September 24, 2011

An epidemic of pig thefts hits the midwest

Midwest Farmers on Alert as Pig Thieves Strike - NYTimes.com
. . . “They all look alike,” said Curt Younker, the sheriff, who said he had only rarely heard of pig thefts in his decades on the job. “Suddenly we’re plagued with them.” Some livestock economists pointed to the thefts in this hog-rich region as one more sign of the grim economy, a reflection of record-high prices for hogs this year and the ease of stealing pigs from the large barns that are often far from the farmer’s house. “This is the hot commodity of the moment, like copper a few years ago and gold,” said Ryan Bode, whose family company, Rebco Pork, discovered that 150 of its pigs were missing last Friday, shortly before they were to be taken to market. The loss was $30,000, he said, on top of the “ungodly high” price of corn that he had paid to feed those pigs for six months until they were fat enough to be sold. “And after all that, they’re not here,” he said. . . .

September 20, 2011

Small towns turn to the internet to be jerks to one another
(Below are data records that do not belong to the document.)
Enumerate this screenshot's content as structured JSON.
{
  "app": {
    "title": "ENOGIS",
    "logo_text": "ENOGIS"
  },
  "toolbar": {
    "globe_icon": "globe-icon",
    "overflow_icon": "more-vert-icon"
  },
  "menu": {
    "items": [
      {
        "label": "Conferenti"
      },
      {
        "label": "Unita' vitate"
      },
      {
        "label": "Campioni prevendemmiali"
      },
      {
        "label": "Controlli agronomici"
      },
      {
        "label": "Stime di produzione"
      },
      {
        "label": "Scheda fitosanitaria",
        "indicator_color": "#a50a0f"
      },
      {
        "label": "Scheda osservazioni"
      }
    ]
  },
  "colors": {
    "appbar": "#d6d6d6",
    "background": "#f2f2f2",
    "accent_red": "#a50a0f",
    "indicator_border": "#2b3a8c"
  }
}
I'm not a fan of living in small towns. It feels too isolated, too cloistered, and too poisonous to me. Give me a large, diverse population bristling with ideas and culture any day of the week. There is a note to this story, a subtext, that as long as the gossip and pettiness was in the hands of a few Elite Old People it was okay, but as soon as anyone had the power to sit in judgment on their neighbors it became a problem. Look, the problem here isn't that people are being anonymous dicks on the internet, it's that other people in the small town are believing what anonymous dicks post on the internet. Small-Town Gossip Moves to the Web, Anonymous and Vicious - NYTimes.com
. . . But of late, more people in this hardscrabble town of 5,000 have shifted from sharing the latest news and rumors over eggs and coffee to the Mountain Grove Forum on a social media Web site called Topix, where they write and read startlingly negative posts, all cloaked in anonymity, about one another. And in Dee’s Place, people are not happy. A waitress, Pheobe Best, said that the site had provoked fights and caused divorces. The diner’s owner, Jim Deverell, called Topix a “cesspool of character assassination.” And hearing the conversation, Shane James, the cook, wandered out of the kitchen tense with anger. His wife, Jennifer, had been the target in a post titled “freak,” he said, which described the mother of two as, among other things, “a methed-out, doped-out whore with AIDS.” Not a word was true, Mr. and Ms. James said, but the consequences were real enough. Friends and relatives stopped speaking to them. Trips to the grocery store brought a crushing barrage of knowing glances. She wept constantly and even considered suicide. Now, the couple has resolved to move. “I’ll never come back to this town again,” Ms. James said in an interview at the diner. “I just want to get the hell away from here.” . . .